TTT: Winter Reading List
It’s been a while since I’ve done a Top Ten Tuesday. Normally, I participate in the topic provided by the Broke and the Bookish team. But this time, I’m going it alone to provide you with a list of the books I hope to get through between December 21st and March 21st (or thereabouts). You might recognize some of these books from previous reading lists, but I’m happy to say most of them are new. So here it is:
My Winter 2012/2013 Top Ten Fiction Reading List
|ANNA DRESSED IN BLOOD
by Kendare Blake
I think this might be the first in a series, but in any case, it’s been recommended by many people, despite being creepy, even, perhaps “YA Horror.” Yeah, horror’s not my genre of choice, but I’m willing to see how it works for YA.
|DAUGHTER OF SMOKE AND BONE
by Laini Taylor
Another highly-recommended novel. The description sounds urban fantasy, with a protagonist who speaks strange languages, and “winged strangers,” all set in Prague. Again, a bit off-the-beaten-track for me, but the high praise it has received piques my interest.
|A GAME OF THRONES
by George R. R. Martin
This is the first volume of the much-talked-about fantasy series. It has recently been made into an HBO series, so the chatter about it has increased exponentially. I don’t read a lot of fantasy, so I thought this would be a good way to get a bit more fantasy into my literary diet, and find out what all the fuss is about.
by Stephen King
THE STAND is hailed by many as King’s finest hour. I don’t typically read his favorite genre (horror), but I have a lot of time for Stephen King because he knows how to write, and not everything he writes is horror. He likes suspense, and, yes, he does like to scare, but he also has some interesting story ideas. This edition is the “complete and uncut” version. I think there’s a dent in my desk where it’s been sitting…
|THE TURN OF THE SCREW
by Henry James
I won this in Robin Moran‘s Hallowe’en giveaway (thanks Robin!), so even though it’s classic horror/suspense/scare-your-pants-off, I’ll read it. Especially given it’s a classic, and probably one of those books I ought to read anyway.
by Stephen King
Yes, this is the second of three–THREE–Stephen King novels on my list. I’m serious people–I don’t usually read horror. But I also have some friends who are Stephen King fans and keep recommending books to me. What am I to do? Heck, I don’t even know enough about this book to tell you what it’s about. But someone recommended it, so there it is!
|THE GUNSLINGER (THE DARK TOWER I)
by Stephen King
Another recommended Stephen King novel. It’s the first in his “Dark Tower” series that’s been running for… years, now, I think…
|CITY OF BONES
by Cassandra Clare
This has been sitting on my iPad for a while now, so I really ought to get around to reading it. A lot of people have enjoyed Cassandra’s IMMORTAL INSTRUMENTS series–of which this is the first. It appears to be another urban fantasy, in which a teenage girl, Clary, gets caught up in the Shadowhunters’ battle to rid the world of demons.

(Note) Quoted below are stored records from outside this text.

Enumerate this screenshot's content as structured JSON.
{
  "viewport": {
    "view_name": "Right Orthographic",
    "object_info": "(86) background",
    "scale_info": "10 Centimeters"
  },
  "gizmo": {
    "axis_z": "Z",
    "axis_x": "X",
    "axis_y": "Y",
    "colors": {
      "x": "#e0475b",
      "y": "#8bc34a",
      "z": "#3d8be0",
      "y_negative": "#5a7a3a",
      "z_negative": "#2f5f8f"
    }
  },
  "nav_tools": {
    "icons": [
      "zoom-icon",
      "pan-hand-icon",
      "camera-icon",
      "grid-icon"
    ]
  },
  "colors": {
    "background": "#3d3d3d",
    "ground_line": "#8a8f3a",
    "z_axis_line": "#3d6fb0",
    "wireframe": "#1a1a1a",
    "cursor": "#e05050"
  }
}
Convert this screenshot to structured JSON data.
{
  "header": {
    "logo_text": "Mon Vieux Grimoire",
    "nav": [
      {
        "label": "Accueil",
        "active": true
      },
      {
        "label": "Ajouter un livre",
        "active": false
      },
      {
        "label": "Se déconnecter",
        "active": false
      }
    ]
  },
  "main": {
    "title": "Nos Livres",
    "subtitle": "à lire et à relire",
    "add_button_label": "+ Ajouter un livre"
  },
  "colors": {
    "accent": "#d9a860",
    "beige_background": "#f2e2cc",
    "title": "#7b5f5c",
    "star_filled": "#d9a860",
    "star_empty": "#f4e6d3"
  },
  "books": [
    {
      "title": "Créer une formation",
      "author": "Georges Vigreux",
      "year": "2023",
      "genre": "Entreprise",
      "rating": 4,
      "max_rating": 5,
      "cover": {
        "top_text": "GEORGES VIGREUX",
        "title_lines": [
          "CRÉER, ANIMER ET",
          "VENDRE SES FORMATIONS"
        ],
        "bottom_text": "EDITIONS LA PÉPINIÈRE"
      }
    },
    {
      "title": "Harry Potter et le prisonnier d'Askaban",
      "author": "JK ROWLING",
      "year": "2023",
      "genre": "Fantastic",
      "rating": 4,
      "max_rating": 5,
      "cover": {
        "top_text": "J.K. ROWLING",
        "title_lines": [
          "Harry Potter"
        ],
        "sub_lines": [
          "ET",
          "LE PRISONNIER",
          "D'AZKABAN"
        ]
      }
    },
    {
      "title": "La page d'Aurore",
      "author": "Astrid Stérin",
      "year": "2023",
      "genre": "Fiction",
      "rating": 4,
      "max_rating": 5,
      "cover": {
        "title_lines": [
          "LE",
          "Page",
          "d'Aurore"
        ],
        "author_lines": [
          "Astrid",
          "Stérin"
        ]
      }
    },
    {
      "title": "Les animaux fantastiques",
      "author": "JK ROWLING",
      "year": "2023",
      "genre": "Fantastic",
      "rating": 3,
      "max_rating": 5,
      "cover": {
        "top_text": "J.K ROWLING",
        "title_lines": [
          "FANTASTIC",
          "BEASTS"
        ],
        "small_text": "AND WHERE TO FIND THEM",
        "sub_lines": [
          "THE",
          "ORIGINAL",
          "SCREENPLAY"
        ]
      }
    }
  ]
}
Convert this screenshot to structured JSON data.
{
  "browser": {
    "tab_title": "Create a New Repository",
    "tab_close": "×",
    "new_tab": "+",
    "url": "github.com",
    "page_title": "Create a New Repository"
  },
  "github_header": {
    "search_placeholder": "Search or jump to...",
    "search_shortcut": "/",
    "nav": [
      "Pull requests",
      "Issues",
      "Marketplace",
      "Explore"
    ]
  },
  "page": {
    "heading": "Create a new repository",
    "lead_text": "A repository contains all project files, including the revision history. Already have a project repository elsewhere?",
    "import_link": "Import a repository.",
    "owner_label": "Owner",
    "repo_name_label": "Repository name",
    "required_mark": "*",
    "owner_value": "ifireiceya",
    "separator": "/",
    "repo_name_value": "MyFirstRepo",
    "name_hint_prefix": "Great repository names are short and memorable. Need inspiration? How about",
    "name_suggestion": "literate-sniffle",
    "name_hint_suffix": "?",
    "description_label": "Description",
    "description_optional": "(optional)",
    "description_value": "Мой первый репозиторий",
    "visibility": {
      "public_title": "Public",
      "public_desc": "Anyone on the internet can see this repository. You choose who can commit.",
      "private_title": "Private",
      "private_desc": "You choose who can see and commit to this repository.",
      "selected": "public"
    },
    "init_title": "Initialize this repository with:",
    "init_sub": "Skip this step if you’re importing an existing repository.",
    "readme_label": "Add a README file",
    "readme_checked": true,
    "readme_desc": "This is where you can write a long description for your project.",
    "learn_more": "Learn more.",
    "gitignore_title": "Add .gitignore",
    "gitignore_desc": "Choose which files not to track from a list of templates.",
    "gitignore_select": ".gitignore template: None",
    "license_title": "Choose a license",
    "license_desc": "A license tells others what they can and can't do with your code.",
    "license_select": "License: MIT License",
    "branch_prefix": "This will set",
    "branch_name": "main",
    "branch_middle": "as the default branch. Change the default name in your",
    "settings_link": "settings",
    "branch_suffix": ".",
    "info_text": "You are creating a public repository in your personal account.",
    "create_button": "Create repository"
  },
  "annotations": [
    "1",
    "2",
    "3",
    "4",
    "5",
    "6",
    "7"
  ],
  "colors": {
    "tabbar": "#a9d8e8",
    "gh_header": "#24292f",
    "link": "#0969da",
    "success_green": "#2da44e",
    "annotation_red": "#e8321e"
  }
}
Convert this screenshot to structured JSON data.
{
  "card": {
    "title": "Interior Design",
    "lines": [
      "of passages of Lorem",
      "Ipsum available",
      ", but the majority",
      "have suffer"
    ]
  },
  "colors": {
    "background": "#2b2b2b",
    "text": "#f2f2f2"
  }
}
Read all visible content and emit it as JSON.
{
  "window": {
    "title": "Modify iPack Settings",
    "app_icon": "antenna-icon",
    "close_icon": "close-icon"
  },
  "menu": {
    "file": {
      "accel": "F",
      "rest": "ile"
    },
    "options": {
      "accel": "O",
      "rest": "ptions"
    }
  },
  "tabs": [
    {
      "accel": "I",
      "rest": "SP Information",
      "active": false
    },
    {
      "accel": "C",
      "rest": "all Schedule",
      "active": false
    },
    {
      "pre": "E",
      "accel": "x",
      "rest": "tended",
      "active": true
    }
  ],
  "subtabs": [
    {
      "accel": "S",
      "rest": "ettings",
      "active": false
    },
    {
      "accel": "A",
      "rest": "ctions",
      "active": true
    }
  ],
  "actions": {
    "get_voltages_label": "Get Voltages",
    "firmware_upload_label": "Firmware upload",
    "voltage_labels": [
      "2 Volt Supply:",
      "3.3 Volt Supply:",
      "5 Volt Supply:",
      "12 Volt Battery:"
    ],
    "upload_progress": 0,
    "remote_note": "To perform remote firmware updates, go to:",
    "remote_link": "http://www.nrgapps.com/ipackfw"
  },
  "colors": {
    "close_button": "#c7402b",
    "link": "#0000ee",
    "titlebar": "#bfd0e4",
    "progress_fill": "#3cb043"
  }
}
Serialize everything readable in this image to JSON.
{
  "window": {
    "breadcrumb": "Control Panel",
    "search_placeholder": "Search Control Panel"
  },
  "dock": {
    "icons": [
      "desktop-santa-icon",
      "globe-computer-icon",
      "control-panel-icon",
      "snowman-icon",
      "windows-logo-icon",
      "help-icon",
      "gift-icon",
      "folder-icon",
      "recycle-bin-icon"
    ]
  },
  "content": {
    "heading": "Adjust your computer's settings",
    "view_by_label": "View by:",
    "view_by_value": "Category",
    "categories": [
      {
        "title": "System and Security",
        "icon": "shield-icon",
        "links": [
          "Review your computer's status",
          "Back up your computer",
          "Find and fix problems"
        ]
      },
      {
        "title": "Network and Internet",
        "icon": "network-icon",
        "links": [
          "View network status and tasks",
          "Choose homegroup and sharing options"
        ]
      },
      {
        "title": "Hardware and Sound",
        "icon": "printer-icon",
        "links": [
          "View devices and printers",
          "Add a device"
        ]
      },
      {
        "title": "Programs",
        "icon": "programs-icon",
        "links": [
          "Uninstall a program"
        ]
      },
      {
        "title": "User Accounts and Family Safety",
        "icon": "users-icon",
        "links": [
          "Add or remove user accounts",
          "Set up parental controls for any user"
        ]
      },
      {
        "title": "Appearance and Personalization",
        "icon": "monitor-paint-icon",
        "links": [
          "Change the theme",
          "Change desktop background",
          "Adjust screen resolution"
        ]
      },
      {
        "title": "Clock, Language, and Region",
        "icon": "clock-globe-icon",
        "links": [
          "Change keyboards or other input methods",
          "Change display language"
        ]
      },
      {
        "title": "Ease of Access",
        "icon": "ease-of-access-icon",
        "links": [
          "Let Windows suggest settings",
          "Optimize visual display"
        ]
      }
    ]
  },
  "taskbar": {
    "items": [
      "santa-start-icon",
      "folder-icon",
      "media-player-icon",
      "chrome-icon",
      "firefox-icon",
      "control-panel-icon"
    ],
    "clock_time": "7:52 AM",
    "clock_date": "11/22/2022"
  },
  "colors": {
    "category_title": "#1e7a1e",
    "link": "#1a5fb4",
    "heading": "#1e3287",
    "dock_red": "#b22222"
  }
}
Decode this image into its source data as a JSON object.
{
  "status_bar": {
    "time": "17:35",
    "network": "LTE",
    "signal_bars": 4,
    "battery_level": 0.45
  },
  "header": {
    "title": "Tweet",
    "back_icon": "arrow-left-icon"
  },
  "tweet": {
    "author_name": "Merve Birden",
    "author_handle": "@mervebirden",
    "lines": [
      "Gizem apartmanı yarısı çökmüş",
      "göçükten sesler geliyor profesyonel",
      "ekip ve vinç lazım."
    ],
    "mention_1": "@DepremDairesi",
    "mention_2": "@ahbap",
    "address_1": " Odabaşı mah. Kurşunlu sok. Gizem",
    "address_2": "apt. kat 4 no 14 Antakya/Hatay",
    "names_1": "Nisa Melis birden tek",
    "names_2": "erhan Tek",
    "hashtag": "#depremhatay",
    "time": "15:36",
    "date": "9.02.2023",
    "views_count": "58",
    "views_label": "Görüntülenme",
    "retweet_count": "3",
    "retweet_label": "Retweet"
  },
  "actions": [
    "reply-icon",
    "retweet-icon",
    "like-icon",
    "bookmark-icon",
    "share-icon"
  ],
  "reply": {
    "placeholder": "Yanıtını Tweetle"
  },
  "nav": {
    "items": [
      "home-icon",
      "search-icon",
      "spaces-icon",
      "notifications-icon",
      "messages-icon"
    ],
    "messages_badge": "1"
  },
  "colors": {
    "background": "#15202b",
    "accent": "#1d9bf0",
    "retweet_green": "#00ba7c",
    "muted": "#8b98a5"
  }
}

|SHADOW AND BONE
by Leigh Bardugo
It goes without saying that I ought to read this book, especially since it has been on national “best of 2012″ lists, up with John Green’s THE FAULT IN OUR STARS. Not to mention it’s being made into a movie. I believe the novel is set in Russia, and involves a girl called Alina, who discovers a hidden ability that could help her nation in their fight against the flesh-eating Shadow Fold.
by Dan Krokos
Another book I’ve been wanting to read since before it came out, which is why it’s on this list. It’s the first in a series revolving around Miranda, a girl with no memory, but possessing incredible combat skills. Her lack of memory seems to be the least of her problems as she and her team flee from an impending doom–or so it seems. That’s as much as I know about it. But the book has had rave reviews, so I’m intrigued.
The observant among you will have noticed that this is my Winter fiction reading list. If you infer from this that I also hope to get some non-fiction reading in over the next three months, you are correct. There’s a lot of non-fiction (theology and history in particular) that I need to get to on top of all the great fiction I have to read. So many books, so little time. A delightful problem to have.
Are there any books you plan to read over the winter? Any you think I should have on my list for next Spring?